Task requirements -
Report back each line of the data that contains the word "precip".

Extracted data entries -
- Opening Delimiter -
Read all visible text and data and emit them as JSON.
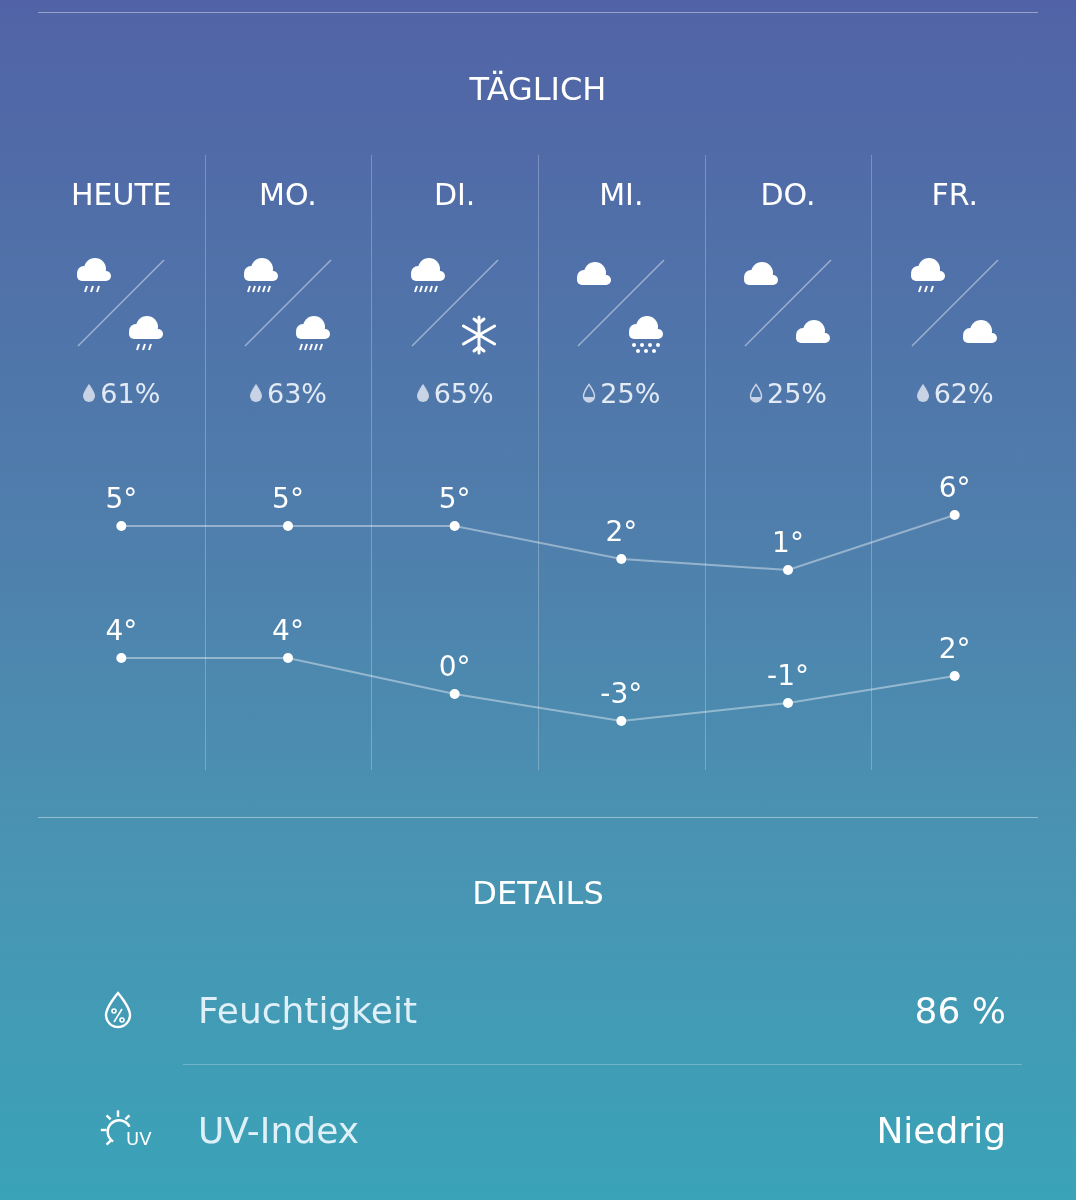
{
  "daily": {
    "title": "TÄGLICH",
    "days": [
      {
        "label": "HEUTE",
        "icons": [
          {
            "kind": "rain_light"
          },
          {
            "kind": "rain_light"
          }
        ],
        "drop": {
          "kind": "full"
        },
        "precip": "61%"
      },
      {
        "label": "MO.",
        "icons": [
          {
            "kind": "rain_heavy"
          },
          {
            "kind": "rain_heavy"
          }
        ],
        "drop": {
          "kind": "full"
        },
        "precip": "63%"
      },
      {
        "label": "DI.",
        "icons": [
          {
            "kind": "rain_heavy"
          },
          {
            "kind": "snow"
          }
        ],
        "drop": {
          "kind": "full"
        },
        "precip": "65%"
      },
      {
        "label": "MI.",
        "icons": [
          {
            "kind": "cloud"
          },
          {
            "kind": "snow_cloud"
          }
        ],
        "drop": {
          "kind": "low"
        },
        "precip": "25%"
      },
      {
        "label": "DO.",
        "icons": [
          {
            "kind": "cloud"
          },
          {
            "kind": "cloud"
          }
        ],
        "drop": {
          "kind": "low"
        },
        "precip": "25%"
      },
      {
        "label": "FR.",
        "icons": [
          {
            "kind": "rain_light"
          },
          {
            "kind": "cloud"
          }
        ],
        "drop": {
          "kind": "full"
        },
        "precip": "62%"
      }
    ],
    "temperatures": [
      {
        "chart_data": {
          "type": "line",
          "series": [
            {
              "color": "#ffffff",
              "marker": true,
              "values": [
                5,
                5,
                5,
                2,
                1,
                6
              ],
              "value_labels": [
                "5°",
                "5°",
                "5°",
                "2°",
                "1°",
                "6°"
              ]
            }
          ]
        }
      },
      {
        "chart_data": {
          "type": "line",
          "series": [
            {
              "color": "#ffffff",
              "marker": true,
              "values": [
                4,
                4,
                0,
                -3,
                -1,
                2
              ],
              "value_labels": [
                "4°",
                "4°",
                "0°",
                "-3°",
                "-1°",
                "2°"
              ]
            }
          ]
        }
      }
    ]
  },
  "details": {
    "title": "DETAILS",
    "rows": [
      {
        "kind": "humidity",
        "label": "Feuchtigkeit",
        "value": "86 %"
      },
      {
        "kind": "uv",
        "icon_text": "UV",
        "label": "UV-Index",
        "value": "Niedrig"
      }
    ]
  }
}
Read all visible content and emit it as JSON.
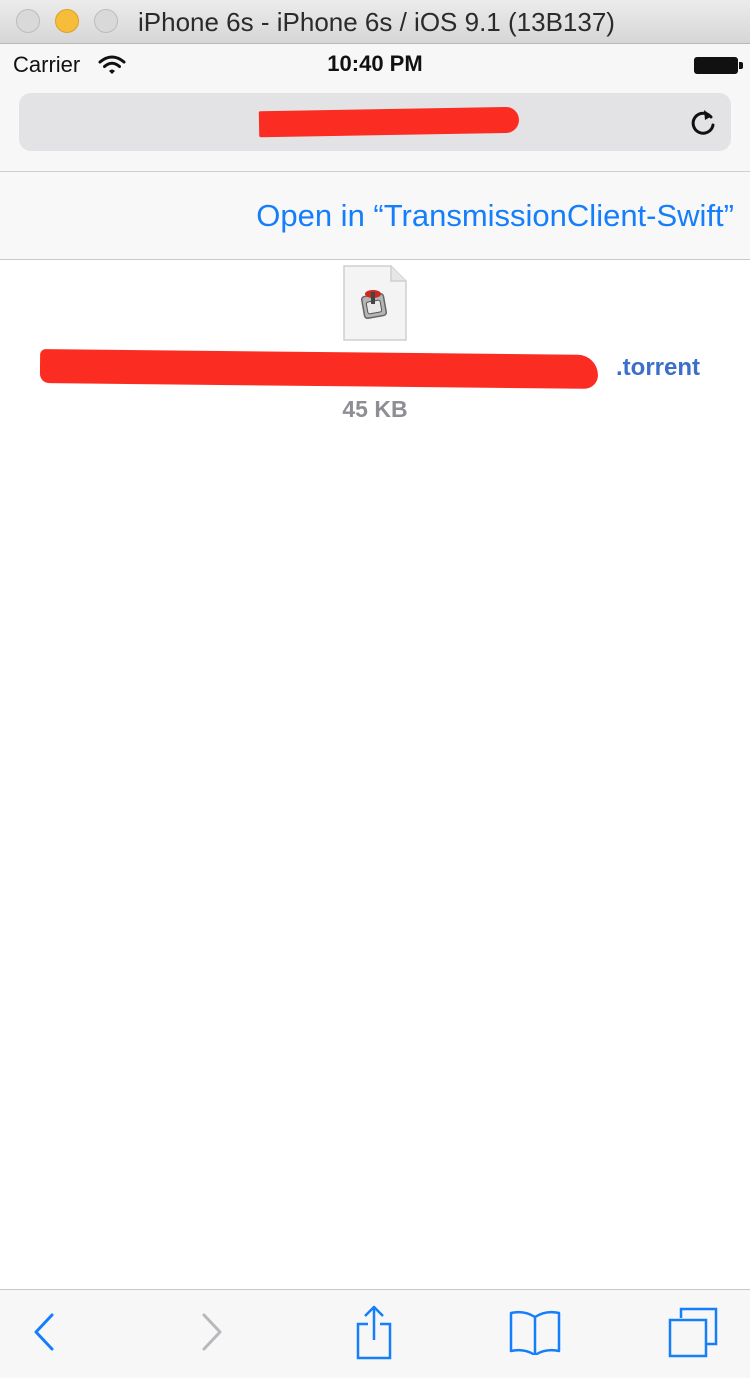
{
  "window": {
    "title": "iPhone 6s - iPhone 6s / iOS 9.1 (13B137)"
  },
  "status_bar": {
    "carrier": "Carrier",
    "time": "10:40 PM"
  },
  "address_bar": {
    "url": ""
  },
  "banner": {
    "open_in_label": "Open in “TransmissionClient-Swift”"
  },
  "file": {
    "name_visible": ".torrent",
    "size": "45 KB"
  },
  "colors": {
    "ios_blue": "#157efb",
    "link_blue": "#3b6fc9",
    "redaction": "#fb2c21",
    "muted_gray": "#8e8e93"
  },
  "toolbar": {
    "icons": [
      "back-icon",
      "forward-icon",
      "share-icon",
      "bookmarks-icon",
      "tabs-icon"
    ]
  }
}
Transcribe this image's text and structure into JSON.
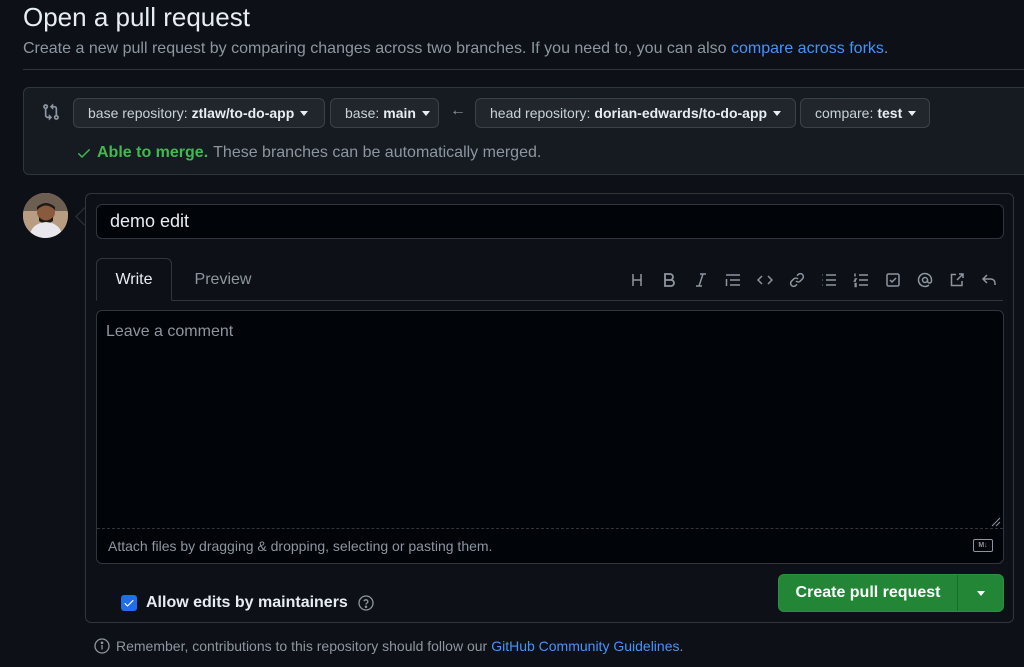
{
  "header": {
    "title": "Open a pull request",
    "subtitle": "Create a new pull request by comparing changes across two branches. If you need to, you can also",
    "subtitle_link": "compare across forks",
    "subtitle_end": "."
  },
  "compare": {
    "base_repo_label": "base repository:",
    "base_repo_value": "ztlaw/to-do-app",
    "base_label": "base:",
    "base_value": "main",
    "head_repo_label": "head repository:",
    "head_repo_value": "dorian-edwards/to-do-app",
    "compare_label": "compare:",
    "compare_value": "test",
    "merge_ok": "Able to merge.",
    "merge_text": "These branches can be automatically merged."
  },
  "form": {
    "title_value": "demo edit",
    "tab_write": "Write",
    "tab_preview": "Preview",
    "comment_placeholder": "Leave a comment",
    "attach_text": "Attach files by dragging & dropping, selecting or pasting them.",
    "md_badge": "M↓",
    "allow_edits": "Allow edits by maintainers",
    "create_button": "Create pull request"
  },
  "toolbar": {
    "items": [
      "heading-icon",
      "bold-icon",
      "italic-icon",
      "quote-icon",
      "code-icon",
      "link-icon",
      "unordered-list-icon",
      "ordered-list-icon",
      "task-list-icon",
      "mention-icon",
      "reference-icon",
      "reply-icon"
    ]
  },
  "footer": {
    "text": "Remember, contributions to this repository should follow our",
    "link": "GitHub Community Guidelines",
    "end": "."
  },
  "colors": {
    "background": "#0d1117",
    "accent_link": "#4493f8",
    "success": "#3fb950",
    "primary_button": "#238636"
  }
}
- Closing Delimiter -
Answer to the problem -
        "precip": "61%"
        "precip": "63%"
        "precip": "65%"
        "precip": "25%"
        "precip": "25%"
        "precip": "62%"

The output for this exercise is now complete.